> _DIRECTIONS FOR THIS TASK_
Whenever a line below mentions the word "contract", that line should be copied.
### RECORDS PROVIDED
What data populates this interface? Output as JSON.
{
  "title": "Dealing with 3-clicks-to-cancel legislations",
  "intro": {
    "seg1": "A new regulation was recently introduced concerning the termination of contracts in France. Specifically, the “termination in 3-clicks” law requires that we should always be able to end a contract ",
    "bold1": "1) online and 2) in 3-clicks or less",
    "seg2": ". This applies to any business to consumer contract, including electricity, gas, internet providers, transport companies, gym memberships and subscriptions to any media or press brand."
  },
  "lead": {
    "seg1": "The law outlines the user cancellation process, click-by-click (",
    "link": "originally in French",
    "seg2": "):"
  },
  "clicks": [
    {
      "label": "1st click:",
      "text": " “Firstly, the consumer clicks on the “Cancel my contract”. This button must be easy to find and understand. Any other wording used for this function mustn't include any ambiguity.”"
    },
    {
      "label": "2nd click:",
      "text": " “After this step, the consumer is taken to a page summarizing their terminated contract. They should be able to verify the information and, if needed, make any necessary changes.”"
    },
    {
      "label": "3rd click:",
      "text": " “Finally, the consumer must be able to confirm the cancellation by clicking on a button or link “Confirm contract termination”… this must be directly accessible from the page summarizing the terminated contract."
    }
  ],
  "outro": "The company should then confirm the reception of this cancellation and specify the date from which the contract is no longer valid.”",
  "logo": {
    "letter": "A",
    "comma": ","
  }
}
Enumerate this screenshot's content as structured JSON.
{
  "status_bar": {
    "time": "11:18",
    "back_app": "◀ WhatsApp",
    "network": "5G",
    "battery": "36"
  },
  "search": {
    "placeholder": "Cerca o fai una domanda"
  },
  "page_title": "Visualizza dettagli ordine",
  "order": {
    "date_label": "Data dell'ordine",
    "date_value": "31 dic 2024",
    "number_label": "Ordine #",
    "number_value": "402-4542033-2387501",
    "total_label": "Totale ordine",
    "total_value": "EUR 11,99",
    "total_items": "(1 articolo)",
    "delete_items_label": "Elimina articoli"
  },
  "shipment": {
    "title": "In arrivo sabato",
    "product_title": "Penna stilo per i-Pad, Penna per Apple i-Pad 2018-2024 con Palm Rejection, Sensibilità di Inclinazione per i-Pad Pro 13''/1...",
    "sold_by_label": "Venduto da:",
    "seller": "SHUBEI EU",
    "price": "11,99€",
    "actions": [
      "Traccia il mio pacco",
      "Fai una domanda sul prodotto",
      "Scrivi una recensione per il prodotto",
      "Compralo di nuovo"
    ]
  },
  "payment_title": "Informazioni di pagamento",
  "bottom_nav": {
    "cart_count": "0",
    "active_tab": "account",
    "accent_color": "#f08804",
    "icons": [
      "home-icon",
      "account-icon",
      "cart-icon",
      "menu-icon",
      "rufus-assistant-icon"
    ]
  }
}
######
> _SOLUTION TO THIS EXERCISE_
    "seg1": "A new regulation was recently introduced concerning the termination of contracts in France. Specifically, the “termination in 3-clicks” law requires that we should always be able to end a contract ",
    "seg2": ". This applies to any business to consumer contract, including electricity, gas, internet providers, transport companies, gym memberships and subscriptions to any media or press brand."
      "text": " “Firstly, the consumer clicks on the “Cancel my contract”. This button must be easy to find and understand. Any other wording used for this function mustn't include any ambiguity.”"
      "text": " “After this step, the consumer is taken to a page summarizing their terminated contract. They should be able to verify the information and, if needed, make any necessary changes.”"
      "text": " “Finally, the consumer must be able to confirm the cancellation by clicking on a button or link “Confirm contract termination”… this must be directly accessible from the page summarizing the terminated contract."
  "outro": "The company should then confirm the reception of this cancellation and specify the date from which the contract is no longer valid.”",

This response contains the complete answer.